Data records for software interfaces:

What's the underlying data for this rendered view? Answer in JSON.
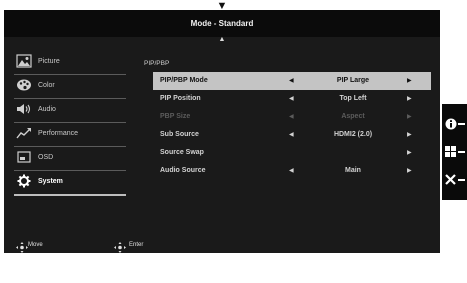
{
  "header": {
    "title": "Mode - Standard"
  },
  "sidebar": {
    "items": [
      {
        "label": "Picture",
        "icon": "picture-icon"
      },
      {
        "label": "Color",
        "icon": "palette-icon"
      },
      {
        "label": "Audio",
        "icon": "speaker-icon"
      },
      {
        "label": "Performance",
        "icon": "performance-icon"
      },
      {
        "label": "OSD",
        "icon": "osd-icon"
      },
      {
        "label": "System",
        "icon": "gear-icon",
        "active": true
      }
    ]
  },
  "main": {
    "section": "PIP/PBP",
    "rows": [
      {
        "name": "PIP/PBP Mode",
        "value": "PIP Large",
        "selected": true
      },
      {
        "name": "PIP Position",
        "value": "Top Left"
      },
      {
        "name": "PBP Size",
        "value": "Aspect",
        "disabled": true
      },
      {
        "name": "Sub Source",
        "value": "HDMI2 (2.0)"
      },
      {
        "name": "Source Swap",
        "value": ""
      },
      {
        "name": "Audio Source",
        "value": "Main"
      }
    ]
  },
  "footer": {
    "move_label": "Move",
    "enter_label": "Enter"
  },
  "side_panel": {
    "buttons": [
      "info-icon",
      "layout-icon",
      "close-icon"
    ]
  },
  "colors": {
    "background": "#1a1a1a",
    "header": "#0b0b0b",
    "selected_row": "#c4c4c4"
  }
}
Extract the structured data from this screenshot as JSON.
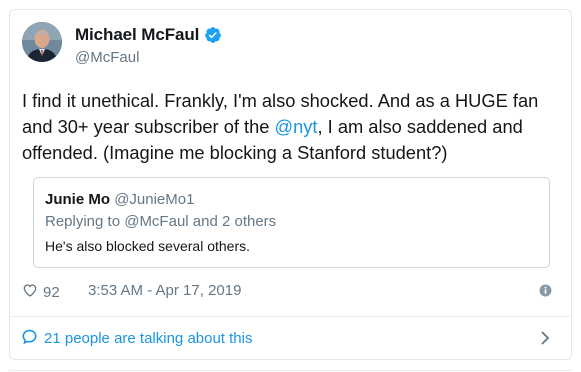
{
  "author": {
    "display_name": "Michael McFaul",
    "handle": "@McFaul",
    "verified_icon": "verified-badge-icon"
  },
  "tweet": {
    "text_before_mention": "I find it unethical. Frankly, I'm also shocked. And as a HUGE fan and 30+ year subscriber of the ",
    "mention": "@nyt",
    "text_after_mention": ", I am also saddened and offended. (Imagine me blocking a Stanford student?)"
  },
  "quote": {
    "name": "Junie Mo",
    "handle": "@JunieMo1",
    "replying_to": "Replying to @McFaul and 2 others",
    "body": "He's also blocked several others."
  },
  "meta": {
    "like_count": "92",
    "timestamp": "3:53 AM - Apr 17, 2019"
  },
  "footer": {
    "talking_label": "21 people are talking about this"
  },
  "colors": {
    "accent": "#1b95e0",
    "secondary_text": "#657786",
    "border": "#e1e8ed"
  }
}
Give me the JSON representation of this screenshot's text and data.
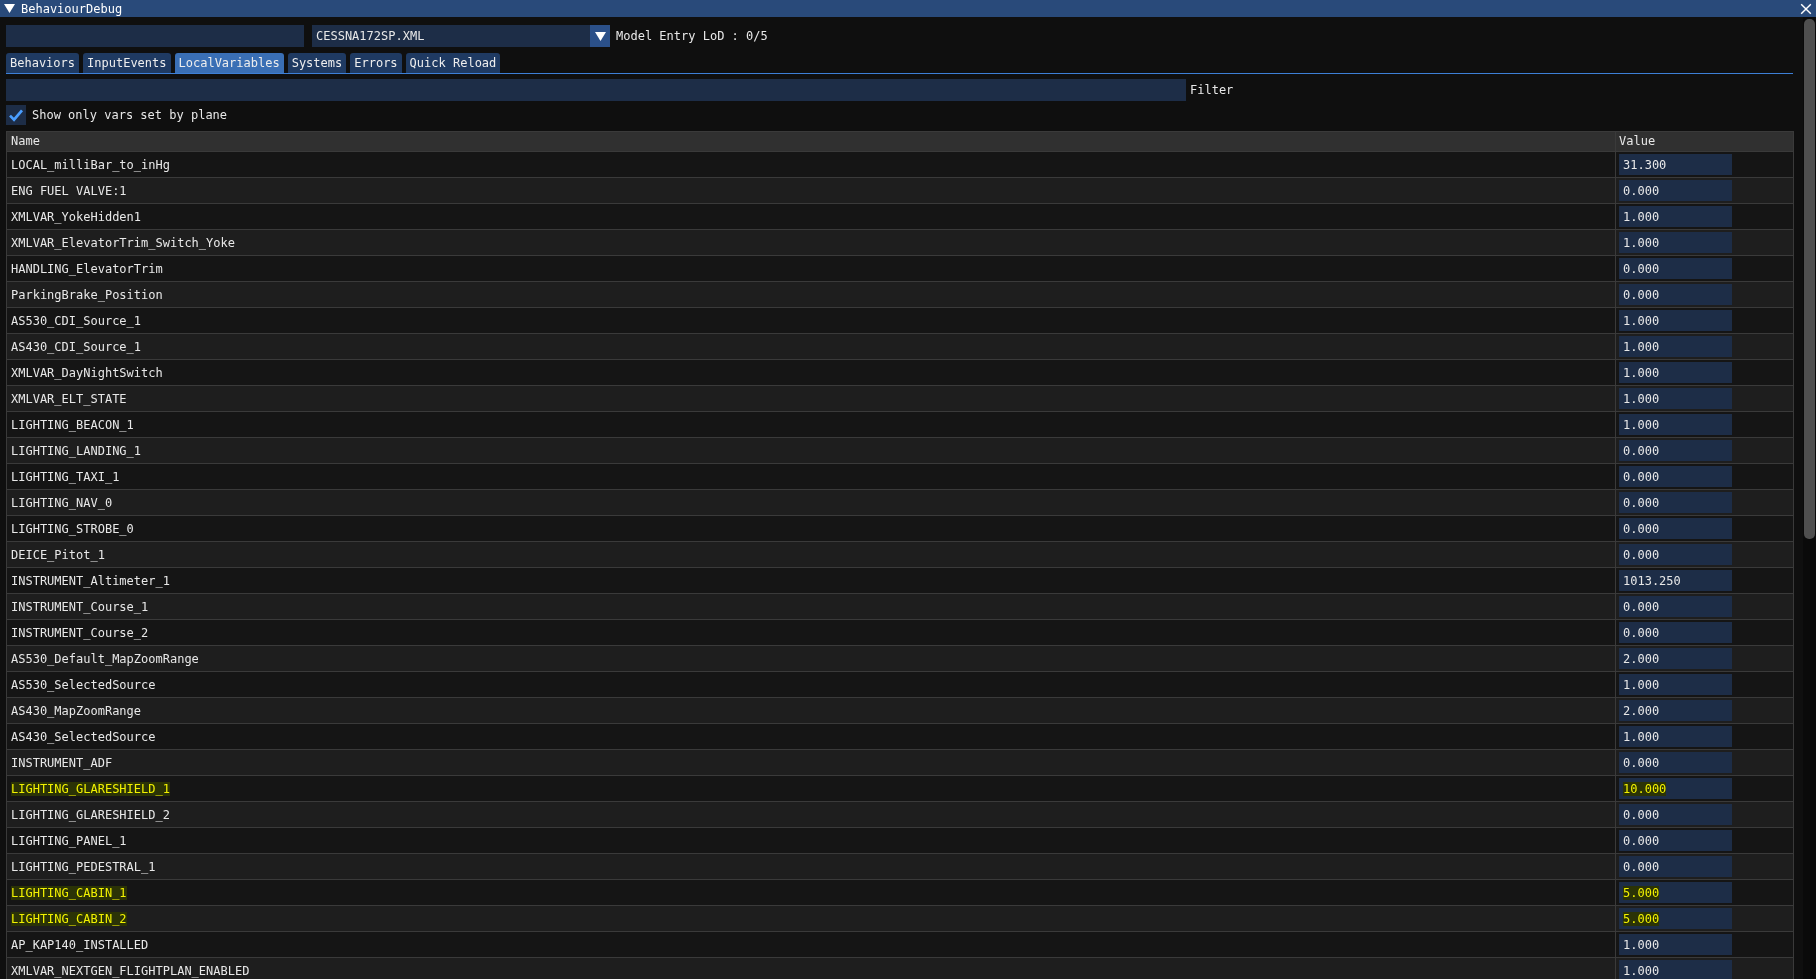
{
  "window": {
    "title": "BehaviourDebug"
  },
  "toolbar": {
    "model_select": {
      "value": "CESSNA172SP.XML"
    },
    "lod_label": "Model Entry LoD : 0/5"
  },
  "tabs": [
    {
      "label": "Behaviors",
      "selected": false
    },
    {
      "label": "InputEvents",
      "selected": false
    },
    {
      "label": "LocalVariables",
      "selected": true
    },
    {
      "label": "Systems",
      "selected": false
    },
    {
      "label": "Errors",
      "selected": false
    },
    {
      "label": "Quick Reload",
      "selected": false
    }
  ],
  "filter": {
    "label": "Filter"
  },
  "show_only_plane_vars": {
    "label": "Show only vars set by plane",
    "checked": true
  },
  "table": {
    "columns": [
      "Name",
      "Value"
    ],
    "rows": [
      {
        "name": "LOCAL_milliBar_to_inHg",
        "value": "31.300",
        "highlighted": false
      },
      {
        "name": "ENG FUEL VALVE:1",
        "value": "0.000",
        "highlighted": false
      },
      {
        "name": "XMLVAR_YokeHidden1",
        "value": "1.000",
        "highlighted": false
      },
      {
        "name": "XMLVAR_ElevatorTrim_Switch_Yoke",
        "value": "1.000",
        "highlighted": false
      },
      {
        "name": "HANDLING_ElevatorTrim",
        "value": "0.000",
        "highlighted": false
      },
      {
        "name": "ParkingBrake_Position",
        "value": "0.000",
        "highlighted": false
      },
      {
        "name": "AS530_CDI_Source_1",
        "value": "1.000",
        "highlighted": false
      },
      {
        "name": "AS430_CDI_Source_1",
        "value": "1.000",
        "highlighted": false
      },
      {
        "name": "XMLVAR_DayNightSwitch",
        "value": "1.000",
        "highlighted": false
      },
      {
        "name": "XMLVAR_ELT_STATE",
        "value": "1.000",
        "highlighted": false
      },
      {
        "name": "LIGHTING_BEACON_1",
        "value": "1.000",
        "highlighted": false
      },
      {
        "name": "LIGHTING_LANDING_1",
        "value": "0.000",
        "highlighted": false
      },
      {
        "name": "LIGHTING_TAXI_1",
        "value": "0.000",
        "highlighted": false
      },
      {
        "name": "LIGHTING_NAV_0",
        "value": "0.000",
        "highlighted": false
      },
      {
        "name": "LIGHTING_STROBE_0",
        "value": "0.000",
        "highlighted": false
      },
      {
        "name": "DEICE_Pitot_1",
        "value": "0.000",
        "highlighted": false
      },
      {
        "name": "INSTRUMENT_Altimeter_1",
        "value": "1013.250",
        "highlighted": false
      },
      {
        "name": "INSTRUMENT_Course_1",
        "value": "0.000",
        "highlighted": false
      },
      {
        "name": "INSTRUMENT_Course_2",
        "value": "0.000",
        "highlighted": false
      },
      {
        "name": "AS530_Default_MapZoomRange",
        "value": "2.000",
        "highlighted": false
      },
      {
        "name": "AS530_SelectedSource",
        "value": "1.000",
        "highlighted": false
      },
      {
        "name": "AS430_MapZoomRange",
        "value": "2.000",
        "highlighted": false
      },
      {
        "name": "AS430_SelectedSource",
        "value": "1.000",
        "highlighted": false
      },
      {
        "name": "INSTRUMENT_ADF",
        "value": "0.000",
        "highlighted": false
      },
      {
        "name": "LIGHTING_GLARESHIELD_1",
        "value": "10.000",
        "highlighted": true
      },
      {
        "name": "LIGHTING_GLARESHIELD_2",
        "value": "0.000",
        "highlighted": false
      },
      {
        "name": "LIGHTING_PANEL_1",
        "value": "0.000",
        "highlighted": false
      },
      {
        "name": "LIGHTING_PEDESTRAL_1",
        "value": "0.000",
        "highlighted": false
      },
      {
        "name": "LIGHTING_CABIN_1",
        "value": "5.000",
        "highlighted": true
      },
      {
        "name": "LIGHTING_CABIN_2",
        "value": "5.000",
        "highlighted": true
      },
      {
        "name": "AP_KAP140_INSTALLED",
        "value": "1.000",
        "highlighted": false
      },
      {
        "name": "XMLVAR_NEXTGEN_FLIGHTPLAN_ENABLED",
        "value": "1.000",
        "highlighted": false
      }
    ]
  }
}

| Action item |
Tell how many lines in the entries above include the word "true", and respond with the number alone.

| Answer to this problem |
8